This kitschy venue has dished out heaping helpings of food and beer for more than 50 years, but the tasty jams came a bit later. Rock and roll pioneer Chuck Berry (a big fan of Blueberry Hill's chicken wings) played the first-ever show in the 340-person capacity Duck Room back in 1997. A good friend of proprietor Joe Edwards, Berry would continue to play monthly for more than 17 years. (Edwards is a bit of aSt. Louis legend himself, co-owning several businesses down the street in the famous Delmar Loop, including another music venue, The Pageant.)
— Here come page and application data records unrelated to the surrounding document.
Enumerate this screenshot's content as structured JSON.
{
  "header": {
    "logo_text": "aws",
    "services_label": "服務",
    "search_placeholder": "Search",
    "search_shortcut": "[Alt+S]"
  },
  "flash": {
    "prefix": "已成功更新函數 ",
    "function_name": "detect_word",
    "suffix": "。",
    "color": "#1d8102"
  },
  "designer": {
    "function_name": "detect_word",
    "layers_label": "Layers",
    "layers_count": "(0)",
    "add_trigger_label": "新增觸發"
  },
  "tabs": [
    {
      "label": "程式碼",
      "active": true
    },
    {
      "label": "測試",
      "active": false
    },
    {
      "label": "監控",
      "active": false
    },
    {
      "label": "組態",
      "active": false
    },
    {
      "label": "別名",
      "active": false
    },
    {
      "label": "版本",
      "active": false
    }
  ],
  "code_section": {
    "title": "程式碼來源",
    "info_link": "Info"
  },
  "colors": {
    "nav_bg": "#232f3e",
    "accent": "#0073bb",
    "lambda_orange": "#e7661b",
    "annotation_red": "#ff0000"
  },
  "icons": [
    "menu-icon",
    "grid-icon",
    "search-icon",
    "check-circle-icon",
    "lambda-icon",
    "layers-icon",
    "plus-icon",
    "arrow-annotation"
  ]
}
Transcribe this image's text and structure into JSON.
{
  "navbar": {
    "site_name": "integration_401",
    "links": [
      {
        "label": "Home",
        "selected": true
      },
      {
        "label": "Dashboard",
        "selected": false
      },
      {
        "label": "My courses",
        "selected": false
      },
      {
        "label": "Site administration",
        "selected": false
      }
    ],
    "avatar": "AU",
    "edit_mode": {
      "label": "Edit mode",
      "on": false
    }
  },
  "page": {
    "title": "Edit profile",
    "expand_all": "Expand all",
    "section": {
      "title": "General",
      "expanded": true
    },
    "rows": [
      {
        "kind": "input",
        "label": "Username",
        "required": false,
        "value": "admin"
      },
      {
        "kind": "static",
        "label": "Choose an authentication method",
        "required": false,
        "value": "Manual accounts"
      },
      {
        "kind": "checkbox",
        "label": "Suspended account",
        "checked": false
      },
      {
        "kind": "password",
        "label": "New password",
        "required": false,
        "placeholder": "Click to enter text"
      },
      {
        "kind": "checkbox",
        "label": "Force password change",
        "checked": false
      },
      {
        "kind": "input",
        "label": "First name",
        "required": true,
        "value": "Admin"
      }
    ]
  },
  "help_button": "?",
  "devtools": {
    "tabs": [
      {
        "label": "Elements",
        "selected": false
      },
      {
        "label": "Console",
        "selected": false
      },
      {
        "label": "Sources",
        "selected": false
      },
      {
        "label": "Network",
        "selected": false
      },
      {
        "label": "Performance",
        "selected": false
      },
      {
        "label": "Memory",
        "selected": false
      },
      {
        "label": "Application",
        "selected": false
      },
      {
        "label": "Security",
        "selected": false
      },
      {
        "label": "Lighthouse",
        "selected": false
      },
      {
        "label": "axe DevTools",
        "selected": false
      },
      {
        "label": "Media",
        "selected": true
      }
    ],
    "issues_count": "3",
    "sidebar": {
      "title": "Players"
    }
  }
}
"Blueberry Hill is beloved by both tourists and locals," says local fan Jo Duncan. "You never know who you will run into at the bar or in the restaurant—it could be your neighbor or the touring band playing down the street. From the minute you walk in the door, you know you are going to have fun!"

Majestic Theatre Detroit
Jennifer Arnett— Starloft Photography

The Majestic Theatre, Detroit

The Majestic's colorful Art Deco facade and motifs hint at its roots as a playhouse and movie theater. Once boasting 1,650 seats, The Majestic was considered one of the world's largest movie theaters; with the rise of the shopping-mall multiplex during the 1980s, it pivoted to live music. The building's exterior—one of the largest enameled metal-paneled Art Deco facades in the Midwest—contributed to the venue's status on the National Register of Historic Places. Inside, a booming sound system fills the cavernous hall, creating a unique sonic landscape. If you want to be close to the stage, bring your ear plugs. A virtual who's who of music history has played the Midtown musical monument over the decades, including The Black Keys, George Clinton, Wilco, Sheryl Crow, and Fela Kuti. The same facility is also home to The Magic Stick, a smaller venue that doubles as a pool hall-dance club, and the rooftop Alley Deck for drinks before or after a concert.

Was this page helpful?
Related Articles